person walking in amphitheater on fallen leaves

When on campus, you may come across community members who aren’t taking expectations or precautions seriously and be tempted to call them on it. These are some tips on how to make that conversation productive.

Bystander Intervention

Addressing problematic behavior is often referred to as bystander intervention. Bystander intervention involves developing the awareness, skills, and courage needed to intervene in a situation when another individual needs help or is creating an unsafe environment. Bystander intervention allows individuals to send powerful messages about what is acceptable and expected behavior in our community.

“I statement”

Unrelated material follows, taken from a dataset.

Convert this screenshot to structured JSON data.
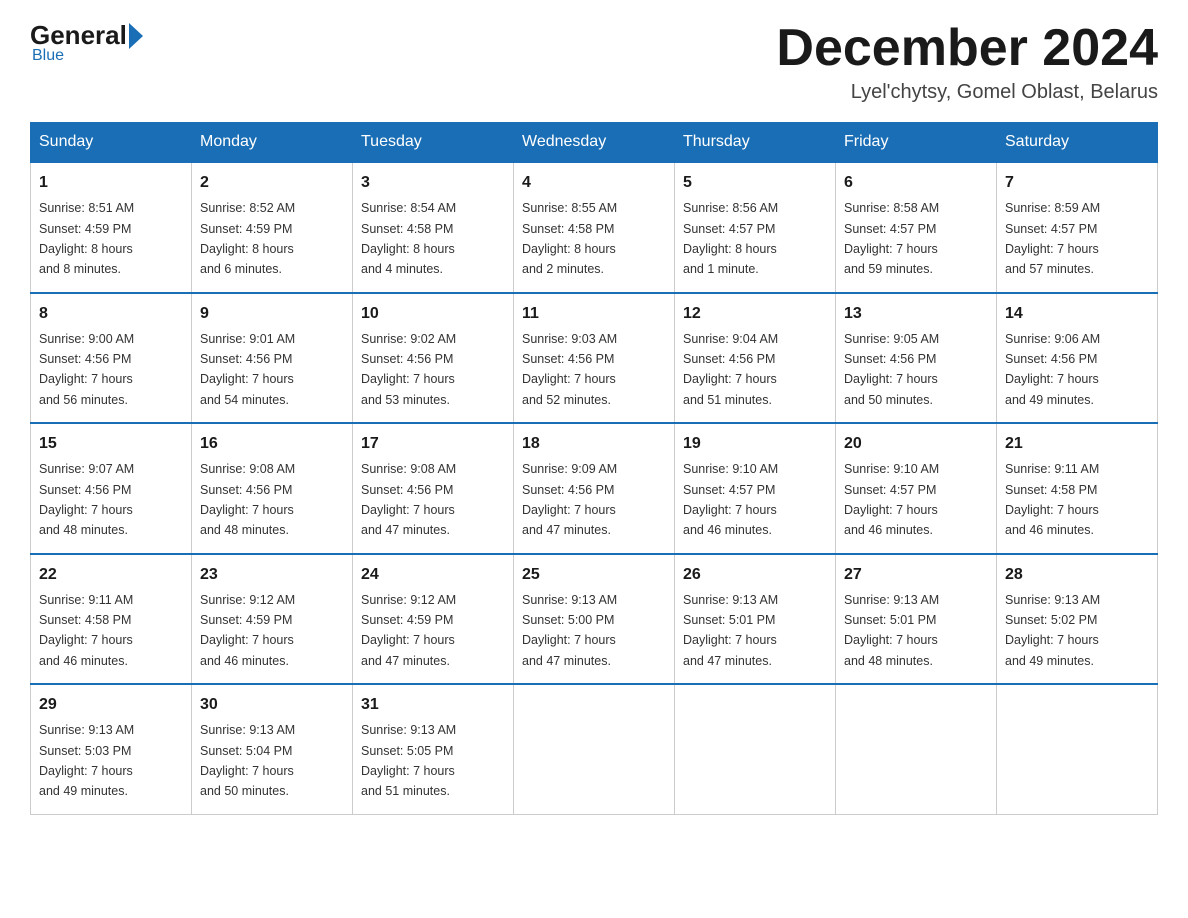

An “I Statement” is an assertion about the feelings, beliefs, or values, of the person speaking, and can be  contrasted with a "you-statement", which often begins with the word "you" and focuses on the person spoken to. I-messages are often used with the intent to be assertive without putting the listener on the defensive by avoiding accusations. They are also used to take ownership for one's feelings rather than implying that they are caused by another person. 

Parts of an “I statement” 

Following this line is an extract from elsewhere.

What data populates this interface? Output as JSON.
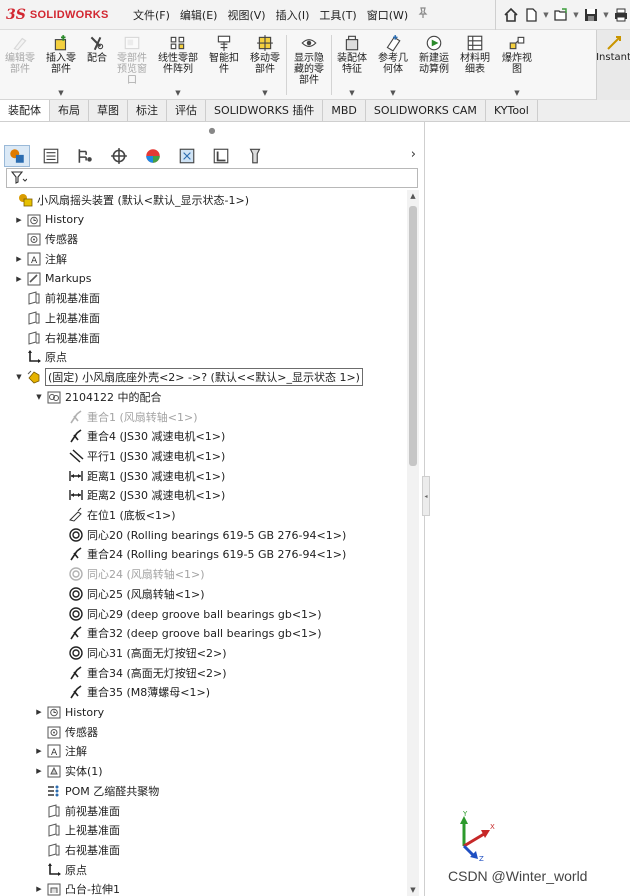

"I statements" are fairly straightforward. You state how you are feeling, what caused the feeling, and what could happen to alleviate the feeling. Let’s look at a few examples.

I statement/You statement Examples 

  • “You need to wear a mask, it is against the rules to be in the hall without one!”
  • Versus: “I feel unsafe when you aren’t wearing a mask in the common areas, and I would appreciate it if you could put one on."

 “I statement” dissected 

  • You state how you are feeling – “I feel unsafe”
  • What caused the feeling – “when you aren’t wearing a mask in the common areas”
  • What could happen to alleviate the feeling – “I would appreciate it if you could put one on.”

More “I statement”/”You statement” Examples 

  • “You are way too close to me and need to social distance!”
  •  “I think it is important for us to observe social distancing and would appreciate it if you could step back a few feet.”

More “I statement”/”You statement” Examples 

  • “There are already 10 people in here and you need to get out.” 
  • “I’m really concerned about an outbreak on campus and would like to make sure we are paying attention to room capacity. There are already 10 people in this space.”

Hopefully you can see how “You statements” could make someone feel defensive, and potentially escalate your conversation into a conflict. You should not feel required to address problematic behavior if it makes you feel uncomfortable. You could talk to your RA, friends, faculty members, or administrators.